• [Task requirements]:
Each line of the data must be set down again without a single difference.

::::

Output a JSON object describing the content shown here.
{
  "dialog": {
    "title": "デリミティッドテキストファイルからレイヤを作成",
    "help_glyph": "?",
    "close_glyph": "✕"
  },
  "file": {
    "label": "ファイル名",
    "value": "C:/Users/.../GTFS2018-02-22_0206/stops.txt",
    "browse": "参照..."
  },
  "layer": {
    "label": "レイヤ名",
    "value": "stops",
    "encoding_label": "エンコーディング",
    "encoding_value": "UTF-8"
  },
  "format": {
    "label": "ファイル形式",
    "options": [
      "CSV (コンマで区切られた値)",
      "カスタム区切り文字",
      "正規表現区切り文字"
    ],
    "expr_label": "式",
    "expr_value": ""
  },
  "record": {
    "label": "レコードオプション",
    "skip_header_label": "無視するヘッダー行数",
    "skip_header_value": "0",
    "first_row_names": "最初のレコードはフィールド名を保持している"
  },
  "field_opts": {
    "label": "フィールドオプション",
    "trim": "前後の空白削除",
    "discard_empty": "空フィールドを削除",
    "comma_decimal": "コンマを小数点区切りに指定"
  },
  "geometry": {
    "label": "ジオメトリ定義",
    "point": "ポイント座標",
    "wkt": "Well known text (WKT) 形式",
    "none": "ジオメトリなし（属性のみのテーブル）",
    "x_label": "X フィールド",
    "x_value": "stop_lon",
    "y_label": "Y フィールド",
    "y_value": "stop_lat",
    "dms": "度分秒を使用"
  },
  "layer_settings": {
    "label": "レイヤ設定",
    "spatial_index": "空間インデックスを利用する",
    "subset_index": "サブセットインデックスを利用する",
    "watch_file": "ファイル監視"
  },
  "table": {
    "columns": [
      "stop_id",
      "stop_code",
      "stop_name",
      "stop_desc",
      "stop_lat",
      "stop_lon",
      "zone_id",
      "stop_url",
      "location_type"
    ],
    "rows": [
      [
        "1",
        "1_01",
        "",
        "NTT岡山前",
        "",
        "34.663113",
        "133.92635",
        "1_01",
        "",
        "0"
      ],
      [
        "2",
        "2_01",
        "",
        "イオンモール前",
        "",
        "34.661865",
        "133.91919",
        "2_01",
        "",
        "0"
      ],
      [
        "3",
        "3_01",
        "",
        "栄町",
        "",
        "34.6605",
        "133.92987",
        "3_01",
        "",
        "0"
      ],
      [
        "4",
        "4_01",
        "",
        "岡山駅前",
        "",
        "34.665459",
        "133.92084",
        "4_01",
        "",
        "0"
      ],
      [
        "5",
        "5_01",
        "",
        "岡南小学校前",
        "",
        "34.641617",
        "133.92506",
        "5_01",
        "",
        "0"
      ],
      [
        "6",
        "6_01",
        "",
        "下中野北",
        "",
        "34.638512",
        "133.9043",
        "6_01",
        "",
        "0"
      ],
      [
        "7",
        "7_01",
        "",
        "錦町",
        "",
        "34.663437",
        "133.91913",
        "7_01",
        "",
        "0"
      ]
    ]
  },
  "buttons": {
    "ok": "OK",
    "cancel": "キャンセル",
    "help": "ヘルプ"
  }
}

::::

• [Completed task]:
Output a JSON object describing the content shown here.
{
  "dialog": {
    "title": "デリミティッドテキストファイルからレイヤを作成",
    "help_glyph": "?",
    "close_glyph": "✕"
  },
  "file": {
    "label": "ファイル名",
    "value": "C:/Users/.../GTFS2018-02-22_0206/stops.txt",
    "browse": "参照..."
  },
  "layer": {
    "label": "レイヤ名",
    "value": "stops",
    "encoding_label": "エンコーディング",
    "encoding_value": "UTF-8"
  },
  "format": {
    "label": "ファイル形式",
    "options": [
      "CSV (コンマで区切られた値)",
      "カスタム区切り文字",
      "正規表現区切り文字"
    ],
    "expr_label": "式",
    "expr_value": ""
  },
  "record": {
    "label": "レコードオプション",
    "skip_header_label": "無視するヘッダー行数",
    "skip_header_value": "0",
    "first_row_names": "最初のレコードはフィールド名を保持している"
  },
  "field_opts": {
    "label": "フィールドオプション",
    "trim": "前後の空白削除",
    "discard_empty": "空フィールドを削除",
    "comma_decimal": "コンマを小数点区切りに指定"
  },
  "geometry": {
    "label": "ジオメトリ定義",
    "point": "ポイント座標",
    "wkt": "Well known text (WKT) 形式",
    "none": "ジオメトリなし（属性のみのテーブル）",
    "x_label": "X フィールド",
    "x_value": "stop_lon",
    "y_label": "Y フィールド",
    "y_value": "stop_lat",
    "dms": "度分秒を使用"
  },
  "layer_settings": {
    "label": "レイヤ設定",
    "spatial_index": "空間インデックスを利用する",
    "subset_index": "サブセットインデックスを利用する",
    "watch_file": "ファイル監視"
  },
  "table": {
    "columns": [
      "stop_id",
      "stop_code",
      "stop_name",
      "stop_desc",
      "stop_lat",
      "stop_lon",
      "zone_id",
      "stop_url",
      "location_type"
    ],
    "rows": [
      [
        "1",
        "1_01",
        "",
        "NTT岡山前",
        "",
        "34.663113",
        "133.92635",
        "1_01",
        "",
        "0"
      ],
      [
        "2",
        "2_01",
        "",
        "イオンモール前",
        "",
        "34.661865",
        "133.91919",
        "2_01",
        "",
        "0"
      ],
      [
        "3",
        "3_01",
        "",
        "栄町",
        "",
        "34.6605",
        "133.92987",
        "3_01",
        "",
        "0"
      ],
      [
        "4",
        "4_01",
        "",
        "岡山駅前",
        "",
        "34.665459",
        "133.92084",
        "4_01",
        "",
        "0"
      ],
      [
        "5",
        "5_01",
        "",
        "岡南小学校前",
        "",
        "34.641617",
        "133.92506",
        "5_01",
        "",
        "0"
      ],
      [
        "6",
        "6_01",
        "",
        "下中野北",
        "",
        "34.638512",
        "133.9043",
        "6_01",
        "",
        "0"
      ],
      [
        "7",
        "7_01",
        "",
        "錦町",
        "",
        "34.663437",
        "133.91913",
        "7_01",
        "",
        "0"
      ]
    ]
  },
  "buttons": {
    "ok": "OK",
    "cancel": "キャンセル",
    "help": "ヘルプ"
  }
}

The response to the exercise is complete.